▶ EXERCISE OBJECTIVE: An exact copy of all the data, minus the images, is required.

▶ EXCERPTED RECORDS:
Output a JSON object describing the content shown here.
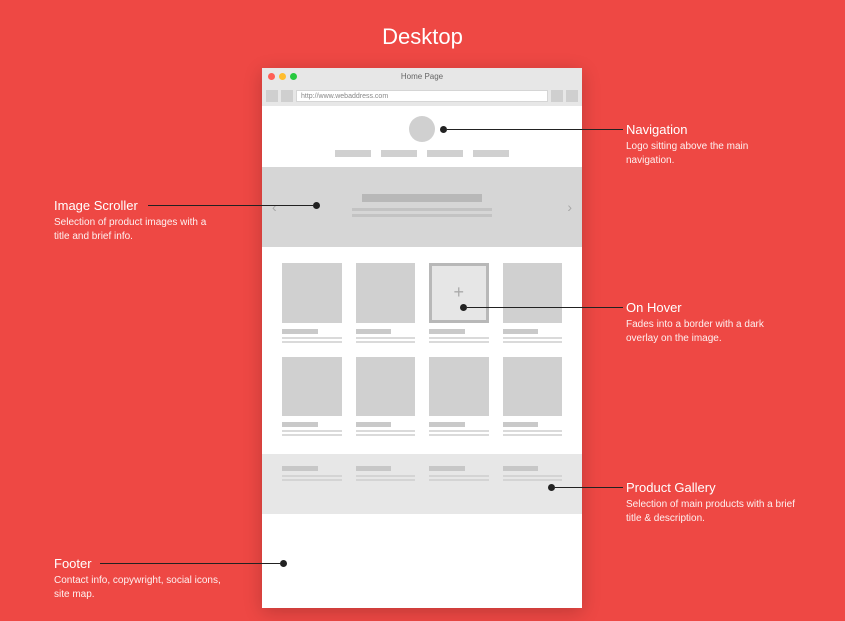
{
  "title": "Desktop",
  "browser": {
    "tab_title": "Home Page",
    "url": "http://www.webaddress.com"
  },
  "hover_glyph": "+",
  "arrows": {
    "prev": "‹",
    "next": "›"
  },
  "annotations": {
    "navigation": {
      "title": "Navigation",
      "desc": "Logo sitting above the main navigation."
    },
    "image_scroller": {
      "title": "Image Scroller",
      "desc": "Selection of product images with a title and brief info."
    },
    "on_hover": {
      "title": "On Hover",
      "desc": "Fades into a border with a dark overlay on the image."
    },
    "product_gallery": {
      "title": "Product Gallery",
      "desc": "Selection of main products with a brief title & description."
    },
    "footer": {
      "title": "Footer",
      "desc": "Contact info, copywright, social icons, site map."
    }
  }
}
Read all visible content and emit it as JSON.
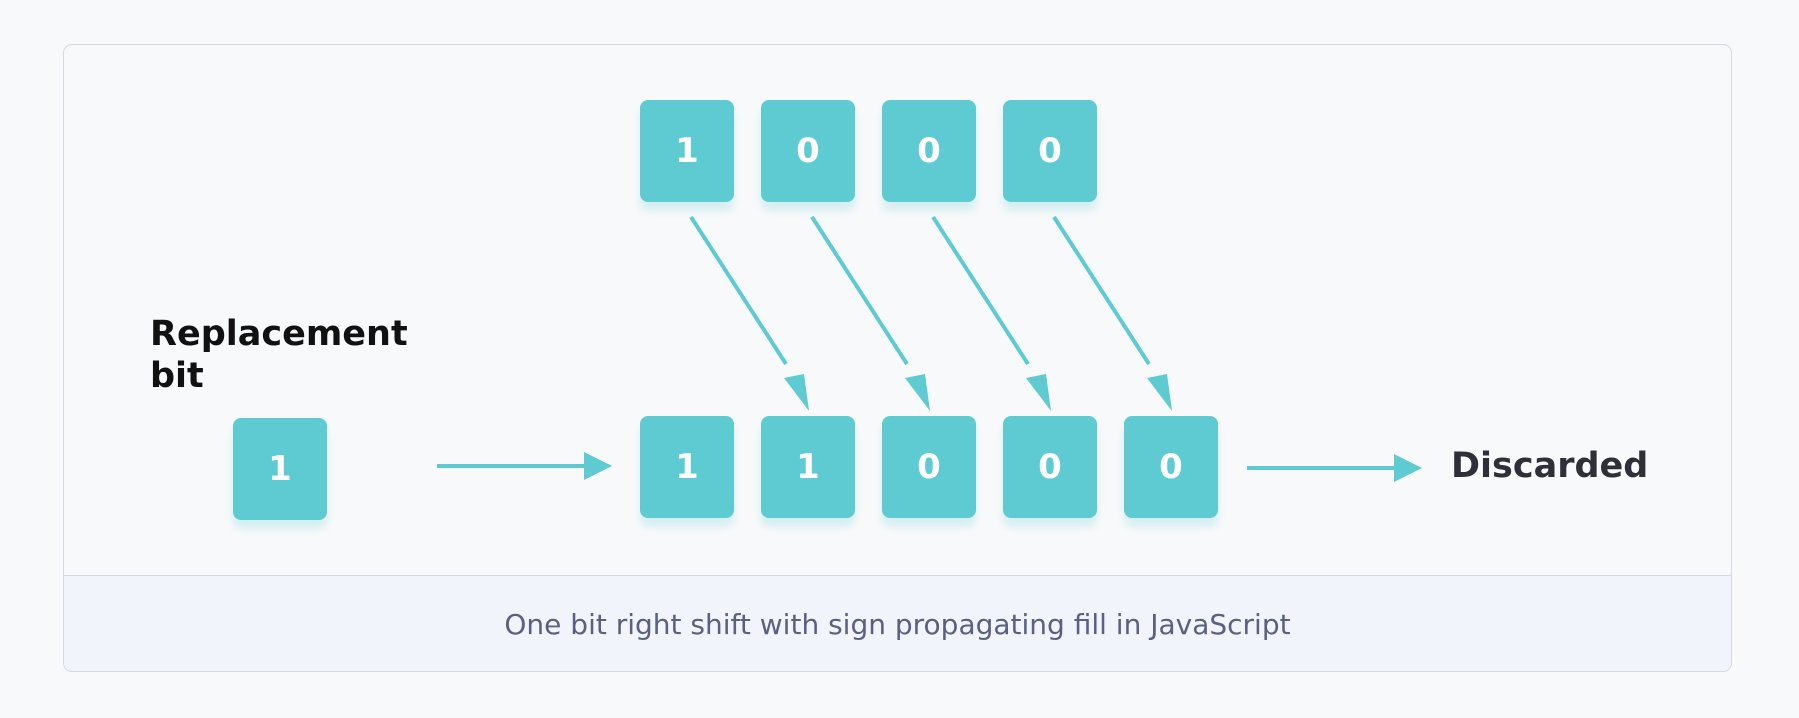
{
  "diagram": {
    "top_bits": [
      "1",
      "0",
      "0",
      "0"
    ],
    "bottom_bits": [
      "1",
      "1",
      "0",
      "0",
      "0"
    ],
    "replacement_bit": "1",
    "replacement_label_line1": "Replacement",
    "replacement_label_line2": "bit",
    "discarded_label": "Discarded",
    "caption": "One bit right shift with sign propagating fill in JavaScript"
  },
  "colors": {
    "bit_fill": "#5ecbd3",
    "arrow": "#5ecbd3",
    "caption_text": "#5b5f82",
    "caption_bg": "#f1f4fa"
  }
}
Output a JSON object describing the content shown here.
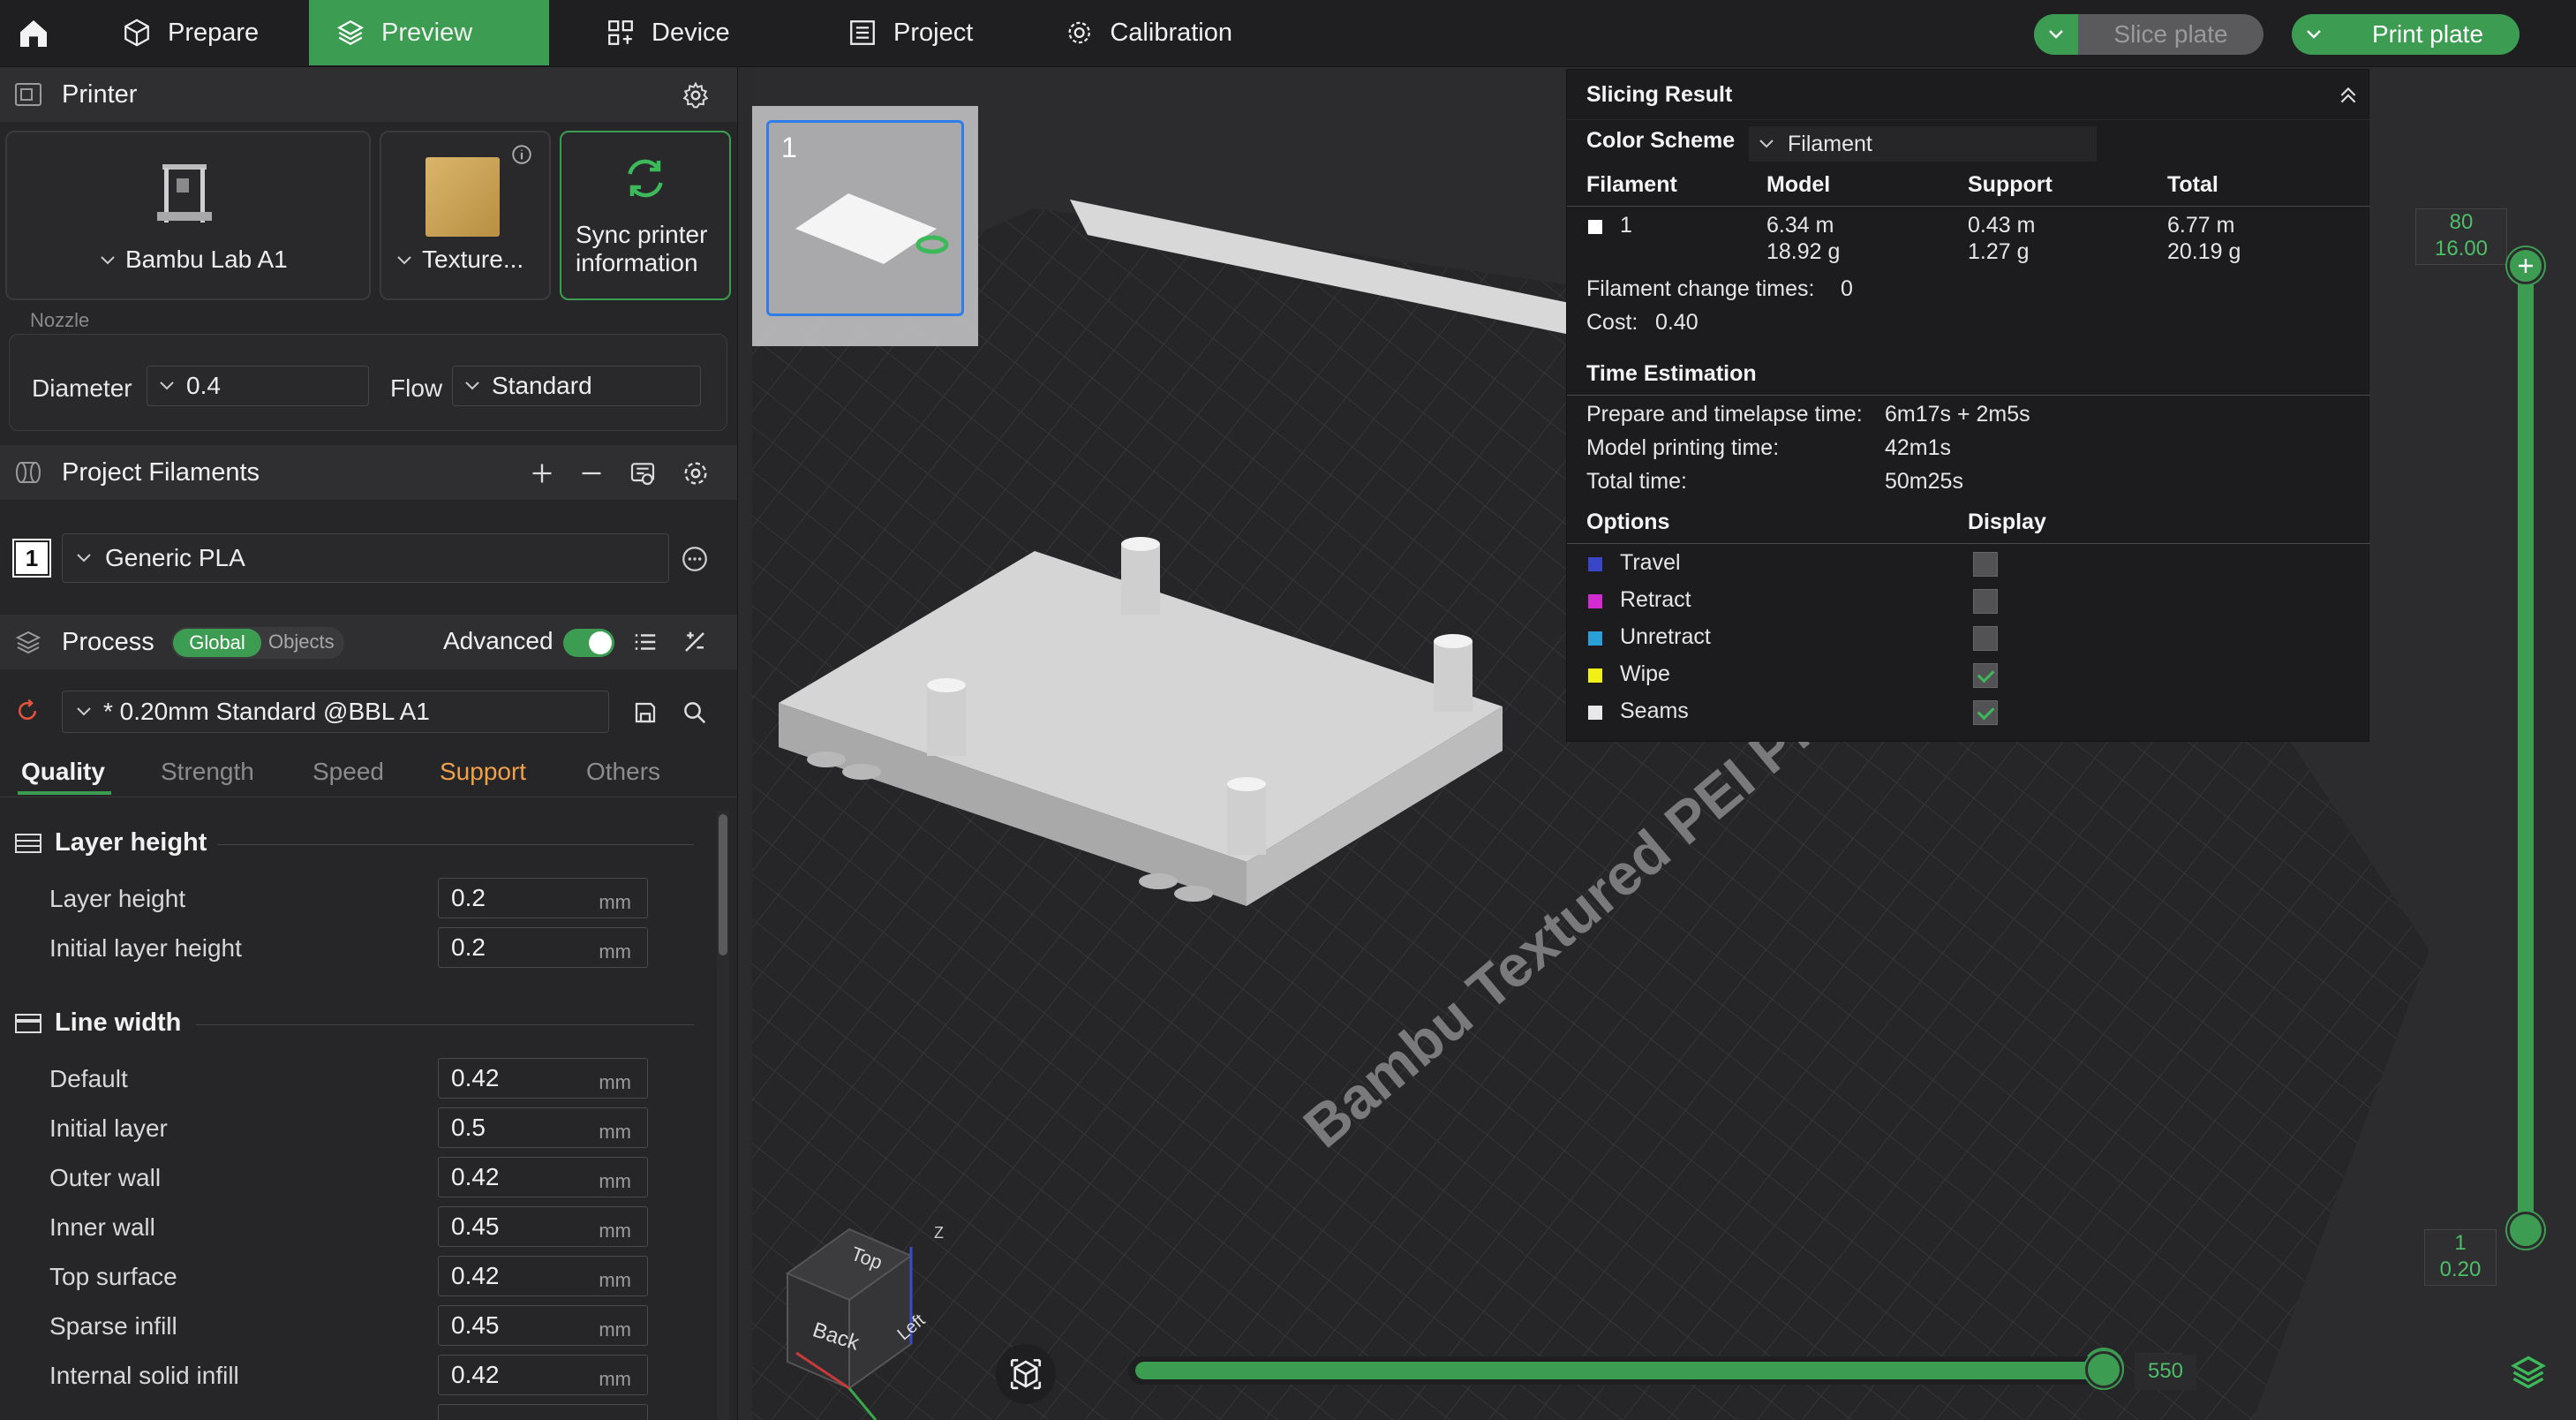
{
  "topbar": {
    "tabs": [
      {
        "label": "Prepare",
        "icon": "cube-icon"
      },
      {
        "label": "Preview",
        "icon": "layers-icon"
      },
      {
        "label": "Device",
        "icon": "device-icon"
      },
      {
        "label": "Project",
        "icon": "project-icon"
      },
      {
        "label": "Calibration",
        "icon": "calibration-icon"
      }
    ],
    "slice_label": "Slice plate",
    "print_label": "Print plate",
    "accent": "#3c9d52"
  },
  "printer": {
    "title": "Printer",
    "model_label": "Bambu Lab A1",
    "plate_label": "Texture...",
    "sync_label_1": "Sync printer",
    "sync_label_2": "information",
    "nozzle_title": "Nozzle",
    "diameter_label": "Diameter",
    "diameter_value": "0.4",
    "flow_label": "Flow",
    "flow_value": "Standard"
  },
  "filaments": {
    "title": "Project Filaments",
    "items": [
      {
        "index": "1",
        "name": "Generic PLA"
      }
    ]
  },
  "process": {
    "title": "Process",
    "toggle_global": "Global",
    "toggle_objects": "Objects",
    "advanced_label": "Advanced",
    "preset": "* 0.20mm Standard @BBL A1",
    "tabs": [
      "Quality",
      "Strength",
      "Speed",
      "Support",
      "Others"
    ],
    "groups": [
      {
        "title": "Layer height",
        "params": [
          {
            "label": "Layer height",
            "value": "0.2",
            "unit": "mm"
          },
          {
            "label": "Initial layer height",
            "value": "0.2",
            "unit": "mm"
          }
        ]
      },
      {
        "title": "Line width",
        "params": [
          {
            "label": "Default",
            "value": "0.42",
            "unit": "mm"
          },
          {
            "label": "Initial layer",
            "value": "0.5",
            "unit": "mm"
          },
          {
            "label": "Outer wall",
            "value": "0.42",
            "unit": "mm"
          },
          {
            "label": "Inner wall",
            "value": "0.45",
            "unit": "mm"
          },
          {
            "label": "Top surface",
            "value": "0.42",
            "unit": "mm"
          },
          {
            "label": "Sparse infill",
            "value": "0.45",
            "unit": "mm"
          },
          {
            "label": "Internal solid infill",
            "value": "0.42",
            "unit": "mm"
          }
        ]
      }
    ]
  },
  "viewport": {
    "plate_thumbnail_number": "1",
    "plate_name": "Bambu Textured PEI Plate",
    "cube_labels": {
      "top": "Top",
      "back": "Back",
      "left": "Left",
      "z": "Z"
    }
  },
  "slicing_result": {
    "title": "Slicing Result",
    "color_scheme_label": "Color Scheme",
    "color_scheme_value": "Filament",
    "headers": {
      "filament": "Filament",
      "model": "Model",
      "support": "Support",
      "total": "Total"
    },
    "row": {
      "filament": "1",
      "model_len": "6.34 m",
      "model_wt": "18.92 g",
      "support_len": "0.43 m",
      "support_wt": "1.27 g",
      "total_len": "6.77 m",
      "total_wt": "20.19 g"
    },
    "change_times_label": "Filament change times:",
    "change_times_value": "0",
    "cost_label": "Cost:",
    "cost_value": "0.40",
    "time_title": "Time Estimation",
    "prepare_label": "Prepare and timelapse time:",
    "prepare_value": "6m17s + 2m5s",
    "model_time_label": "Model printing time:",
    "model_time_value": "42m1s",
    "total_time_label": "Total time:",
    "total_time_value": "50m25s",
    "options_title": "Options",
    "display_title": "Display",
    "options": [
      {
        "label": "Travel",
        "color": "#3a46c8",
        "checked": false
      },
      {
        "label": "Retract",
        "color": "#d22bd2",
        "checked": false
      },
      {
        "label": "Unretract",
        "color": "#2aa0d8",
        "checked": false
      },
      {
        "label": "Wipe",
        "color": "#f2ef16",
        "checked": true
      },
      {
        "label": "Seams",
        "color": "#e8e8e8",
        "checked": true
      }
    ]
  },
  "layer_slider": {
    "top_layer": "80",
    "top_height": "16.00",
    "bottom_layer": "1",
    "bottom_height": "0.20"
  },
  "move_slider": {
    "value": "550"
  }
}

▶ SOLVED EXERCISE:
Output a JSON object describing the content shown here.
{
  "title": "Desktop",
  "browser": {
    "tab_title": "Home Page",
    "url": "http://www.webaddress.com"
  },
  "hover_glyph": "+",
  "arrows": {
    "prev": "‹",
    "next": "›"
  },
  "annotations": {
    "navigation": {
      "title": "Navigation",
      "desc": "Logo sitting above the main navigation."
    },
    "image_scroller": {
      "title": "Image Scroller",
      "desc": "Selection of product images with a title and brief info."
    },
    "on_hover": {
      "title": "On Hover",
      "desc": "Fades into a border with a dark overlay on the image."
    },
    "product_gallery": {
      "title": "Product Gallery",
      "desc": "Selection of main products with a brief title & description."
    },
    "footer": {
      "title": "Footer",
      "desc": "Contact info, copywright, social icons, site map."
    }
  }
}
Read all visible content and emit it as JSON.
{
  "diagram": {
    "top_bits": [
      "1",
      "0",
      "0",
      "0"
    ],
    "bottom_bits": [
      "1",
      "1",
      "0",
      "0",
      "0"
    ],
    "replacement_bit": "1",
    "replacement_label_line1": "Replacement",
    "replacement_label_line2": "bit",
    "discarded_label": "Discarded",
    "caption": "One bit right shift with sign propagating fill in JavaScript"
  },
  "colors": {
    "bit_fill": "#5ecbd3",
    "arrow": "#5ecbd3",
    "caption_text": "#5b5f82",
    "caption_bg": "#f1f4fa"
  }
}
Output a JSON object describing the content shown here.
{
  "topbar": {
    "tabs": [
      {
        "label": "Prepare",
        "icon": "cube-icon"
      },
      {
        "label": "Preview",
        "icon": "layers-icon"
      },
      {
        "label": "Device",
        "icon": "device-icon"
      },
      {
        "label": "Project",
        "icon": "project-icon"
      },
      {
        "label": "Calibration",
        "icon": "calibration-icon"
      }
    ],
    "slice_label": "Slice plate",
    "print_label": "Print plate",
    "accent": "#3c9d52"
  },
  "printer": {
    "title": "Printer",
    "model_label": "Bambu Lab A1",
    "plate_label": "Texture...",
    "sync_label_1": "Sync printer",
    "sync_label_2": "information",
    "nozzle_title": "Nozzle",
    "diameter_label": "Diameter",
    "diameter_value": "0.4",
    "flow_label": "Flow",
    "flow_value": "Standard"
  },
  "filaments": {
    "title": "Project Filaments",
    "items": [
      {
        "index": "1",
        "name": "Generic PLA"
      }
    ]
  },
  "process": {
    "title": "Process",
    "toggle_global": "Global",
    "toggle_objects": "Objects",
    "advanced_label": "Advanced",
    "preset": "* 0.20mm Standard @BBL A1",
    "tabs": [
      "Quality",
      "Strength",
      "Speed",
      "Support",
      "Others"
    ],
    "groups": [
      {
        "title": "Layer height",
        "params": [
          {
            "label": "Layer height",
            "value": "0.2",
            "unit": "mm"
          },
          {
            "label": "Initial layer height",
            "value": "0.2",
            "unit": "mm"
          }
        ]
      },
      {
        "title": "Line width",
        "params": [
          {
            "label": "Default",
            "value": "0.42",
            "unit": "mm"
          },
          {
            "label": "Initial layer",
            "value": "0.5",
            "unit": "mm"
          },
          {
            "label": "Outer wall",
            "value": "0.42",
            "unit": "mm"
          },
          {
            "label": "Inner wall",
            "value": "0.45",
            "unit": "mm"
          },
          {
            "label": "Top surface",
            "value": "0.42",
            "unit": "mm"
          },
          {
            "label": "Sparse infill",
            "value": "0.45",
            "unit": "mm"
          },
          {
            "label": "Internal solid infill",
            "value": "0.42",
            "unit": "mm"
          }
        ]
      }
    ]
  },
  "viewport": {
    "plate_thumbnail_number": "1",
    "plate_name": "Bambu Textured PEI Plate",
    "cube_labels": {
      "top": "Top",
      "back": "Back",
      "left": "Left",
      "z": "Z"
    }
  },
  "slicing_result": {
    "title": "Slicing Result",
    "color_scheme_label": "Color Scheme",
    "color_scheme_value": "Filament",
    "headers": {
      "filament": "Filament",
      "model": "Model",
      "support": "Support",
      "total": "Total"
    },
    "row": {
      "filament": "1",
      "model_len": "6.34 m",
      "model_wt": "18.92 g",
      "support_len": "0.43 m",
      "support_wt": "1.27 g",
      "total_len": "6.77 m",
      "total_wt": "20.19 g"
    },
    "change_times_label": "Filament change times:",
    "change_times_value": "0",
    "cost_label": "Cost:",
    "cost_value": "0.40",
    "time_title": "Time Estimation",
    "prepare_label": "Prepare and timelapse time:",
    "prepare_value": "6m17s + 2m5s",
    "model_time_label": "Model printing time:",
    "model_time_value": "42m1s",
    "total_time_label": "Total time:",
    "total_time_value": "50m25s",
    "options_title": "Options",
    "display_title": "Display",
    "options": [
      {
        "label": "Travel",
        "color": "#3a46c8",
        "checked": false
      },
      {
        "label": "Retract",
        "color": "#d22bd2",
        "checked": false
      },
      {
        "label": "Unretract",
        "color": "#2aa0d8",
        "checked": false
      },
      {
        "label": "Wipe",
        "color": "#f2ef16",
        "checked": true
      },
      {
        "label": "Seams",
        "color": "#e8e8e8",
        "checked": true
      }
    ]
  },
  "layer_slider": {
    "top_layer": "80",
    "top_height": "16.00",
    "bottom_layer": "1",
    "bottom_height": "0.20"
  },
  "move_slider": {
    "value": "550"
  }
}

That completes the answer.